Kuperavage, who has five grandchildren away at college, tried something new this year. "I picked up the phone one evening and called each grandchild at school. Now, they're calling me back. I actually have a message from one of the girls on my machine right now," she says, with excitement in her voice.
She's a ready sounding board. When Jansson recently confided in her grandmother how unhappy she was at her new school, it was Kuperavage who guided her in making the decision to transfer to a different school. Grandparenting doesn’t end when your grandchild moves into the dorm. It just changes — in interesting ways.
My Grown-Up Grandchild
And just as you did when they were teenagers, it's time to learn about your college-age grandchild's new interests.
With her husband, JoAnn Hertz has attended countless of her grandson DJ Holland's sporting events and school programs despite the five-hour drive it takes to get to his Penn State University campus. He's just a freshman now, but as each season rolls around, they want to remain familiar faces in the crowd applauding their grandson and his peers from the stands.
Hertz is thrilled that she's been able to maintain a close relationship with her oldest grandchild. "DJ still confides in me," says the grandmother of four. "I try to encourage him all the time. When he's upset, I try to cheer him up and take his mind off his problems."
You’ll Always Be My Grandbaby
"Students are trying to transition into being adults, getting up on their own, figuring out meals, navigating a new town, making new friends, and dealing with roommates for the first time," says Callan. "But they're also dealing with that huge life question such as, 'Who am I?'"
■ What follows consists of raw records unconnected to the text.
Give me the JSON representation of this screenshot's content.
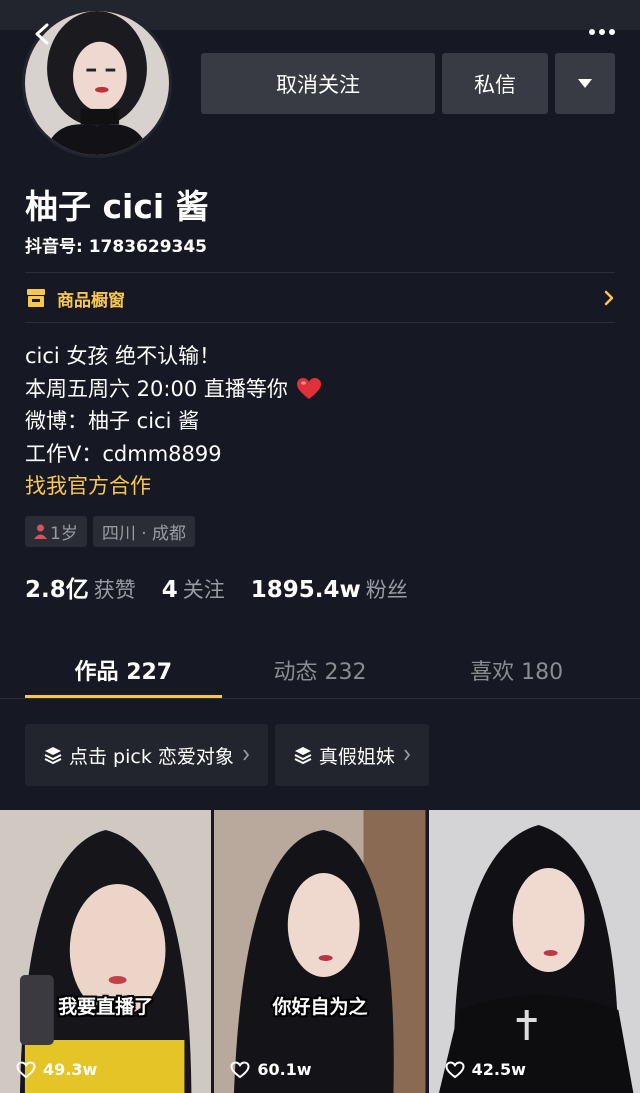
{
  "header": {
    "back_icon": "back-chevron-icon",
    "more_icon": "more-dots-icon"
  },
  "actions": {
    "unfollow_label": "取消关注",
    "message_label": "私信",
    "dropdown_icon": "triangle-down-icon"
  },
  "profile": {
    "nickname": "柚子 cici 酱",
    "douyin_id": "抖音号: 1783629345"
  },
  "shop": {
    "label": "商品橱窗",
    "icon": "shop-icon",
    "chevron_icon": "chevron-right-icon"
  },
  "bio": {
    "lines": [
      "cici 女孩 绝不认输！",
      "本周五周六 20:00 直播等你",
      "微博：柚子 cici 酱",
      "工作V：cdmm8899"
    ],
    "heart_icon": "red-heart-emoji",
    "link_text": "找我官方合作"
  },
  "tags": {
    "age": "1岁",
    "location": "四川 · 成都"
  },
  "stats": {
    "likes_value": "2.8亿",
    "likes_label": "获赞",
    "following_value": "4",
    "following_label": "关注",
    "followers_value": "1895.4w",
    "followers_label": "粉丝"
  },
  "tabs": [
    {
      "label": "作品 227",
      "active": true
    },
    {
      "label": "动态 232",
      "active": false
    },
    {
      "label": "喜欢 180",
      "active": false
    }
  ],
  "collections": [
    {
      "label": "点击 pick 恋爱对象"
    },
    {
      "label": "真假姐妹"
    }
  ],
  "videos": [
    {
      "caption": "我要直播了",
      "likes": "49.3w"
    },
    {
      "caption": "你好自为之",
      "likes": "60.1w"
    },
    {
      "caption": "",
      "likes": "42.5w"
    }
  ],
  "colors": {
    "background": "#161823",
    "button": "#393b44",
    "accent_yellow": "#f9c74f",
    "muted_text": "#9a9ba2"
  }
}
Callan sees grandparents as "the huge cheerleading section waiting for the next big play so that they can reinforce how proud they are of each step along the way. Support your grandchildren when they achieve their goals, but allow them to make mistakes, too, and reinforce to them that they have to pick up the pieces themselves."
Yes, college students are working hard at being adults but let's face it: Everyone — even adults — enjoys being treated like a kid sometimes. So, while you're learning to relate to your adult grandchild, also continue some of the childhood traditions you established.
"I sent all my grandchildren funny Halloween cards," says Kuperavage.
Her granddaughter looks forward to the handwritten notes. "My freshman year I was home almost every week but this year it’s been difficult to get home," she says. "Nan's mail lets me know that I am loved, cared about, and missed. Mail in college always makes anyone happy!"
That's What Grandparents Are For
Even as they move into adulthood, grandchildren still need the comfort of a grandparent's love. "Where it's true I see my grandmother less, I miss her a whole lot and there won't be one day in my life where I won't think about her — and I think the same goes for her,” says Jansson. “She's my guardian."
Post by Jodi M Webb